In a fascinating essay for Limelight magazine Fisch explains that he wants to close the historical circle:
"I am a strange Jew. From very early on I loved the sights of the Passion in Israel. I used to go along to Gethsemane, I know Golgotha. I feel, in a strange way, much closer to the Passion story than billions of Christians in the world because it took place in my backyard.
When German baritone Roman Trekel, who has sung thousands of Passions, came to Israel, one of the most thrilling things I did, was say, “Come on, I want to take you to the sights. I want to experience you visiting them for the first time.” It was incredible because he had sung the names for years and years and never seen them, while I grew up there.
Except for Jérusalem by Verdi, Samson and Delilah and Salome, I cannot think of another dramatic work which takes place in my home town. I first heard the Passions because my parents had a record of the St John. I never heard a live performance, it was never done in Israel.
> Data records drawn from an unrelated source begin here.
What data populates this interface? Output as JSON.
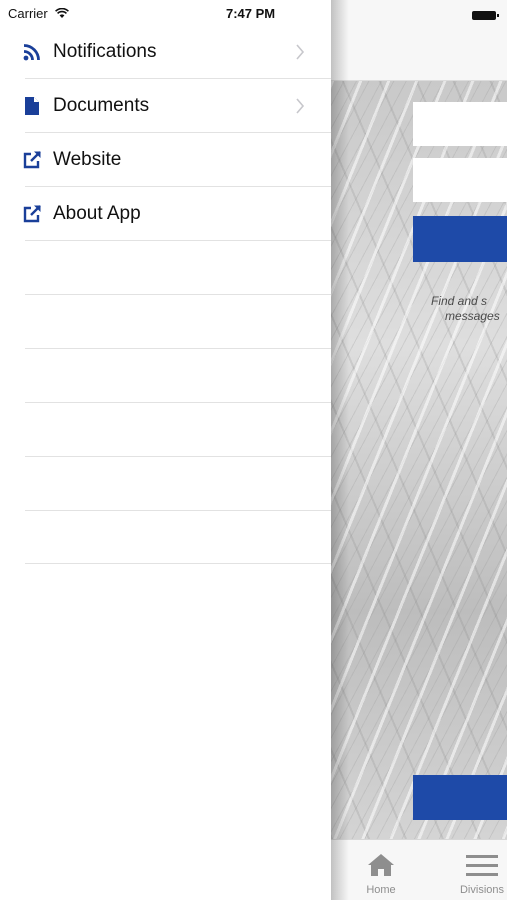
{
  "status_bar": {
    "carrier": "Carrier",
    "time": "7:47 PM",
    "wifi_icon": "wifi-icon",
    "battery_icon": "battery-icon"
  },
  "menu": {
    "items": [
      {
        "label": "Notifications",
        "icon": "rss-feed-icon",
        "has_chevron": true
      },
      {
        "label": "Documents",
        "icon": "document-icon",
        "has_chevron": true
      },
      {
        "label": "Website",
        "icon": "external-link-icon",
        "has_chevron": false
      },
      {
        "label": "About App",
        "icon": "external-link-icon",
        "has_chevron": false
      }
    ],
    "empty_rows": 6
  },
  "content": {
    "info_text_line1": "Find and s",
    "info_text_line2": "messages"
  },
  "tab_bar": {
    "tabs": [
      {
        "label": "Home",
        "icon": "home-icon"
      },
      {
        "label": "Divisions",
        "icon": "hamburger-menu-icon"
      }
    ]
  },
  "colors": {
    "accent_blue": "#1e4aa8",
    "menu_icon_blue": "#1a3f99",
    "tab_gray": "#8e8e8e"
  }
}
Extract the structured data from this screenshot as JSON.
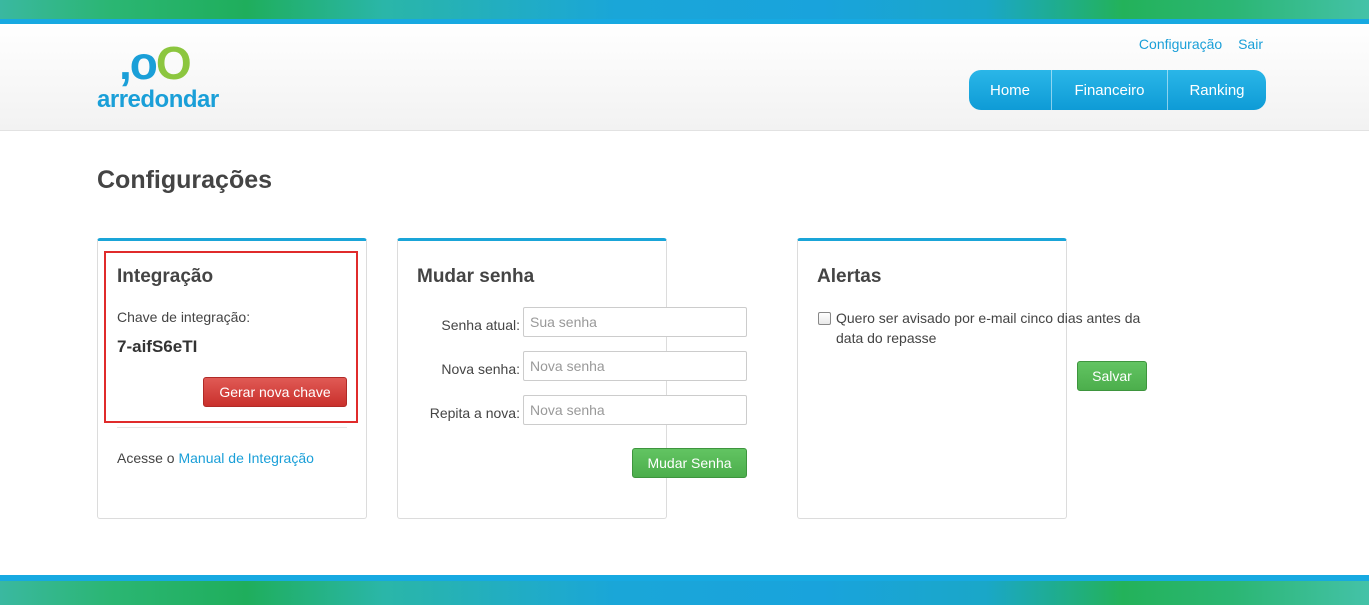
{
  "brand": {
    "logo_mark": {
      "comma": ",",
      "o1": "o",
      "o2": "O"
    },
    "logo_text": "arredondar",
    "colors": {
      "blue": "#1a9fd8",
      "green": "#8cc63f",
      "danger": "#c9302c",
      "success": "#4cae4c",
      "highlight": "#e02b2b"
    }
  },
  "top_links": {
    "config": "Configuração",
    "logout": "Sair"
  },
  "nav": {
    "items": [
      "Home",
      "Financeiro",
      "Ranking"
    ]
  },
  "page": {
    "title": "Configurações"
  },
  "integracao": {
    "title": "Integração",
    "key_label": "Chave de integração:",
    "key_value": "7-aifS6eTI",
    "generate_button": "Gerar nova chave",
    "footer_prefix": "Acesse o",
    "footer_link": "Manual de Integração"
  },
  "senha": {
    "title": "Mudar senha",
    "current_label": "Senha atual:",
    "current_placeholder": "Sua senha",
    "new_label": "Nova senha:",
    "new_placeholder": "Nova senha",
    "repeat_label": "Repita a nova:",
    "repeat_placeholder": "Nova senha",
    "submit_button": "Mudar Senha"
  },
  "alertas": {
    "title": "Alertas",
    "checkbox_label": "Quero ser avisado por e-mail cinco dias antes da data do repasse",
    "checked": false,
    "save_button": "Salvar"
  }
}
It’s almost boycotted, you might say."
Read the full essay at Limelight Magazine.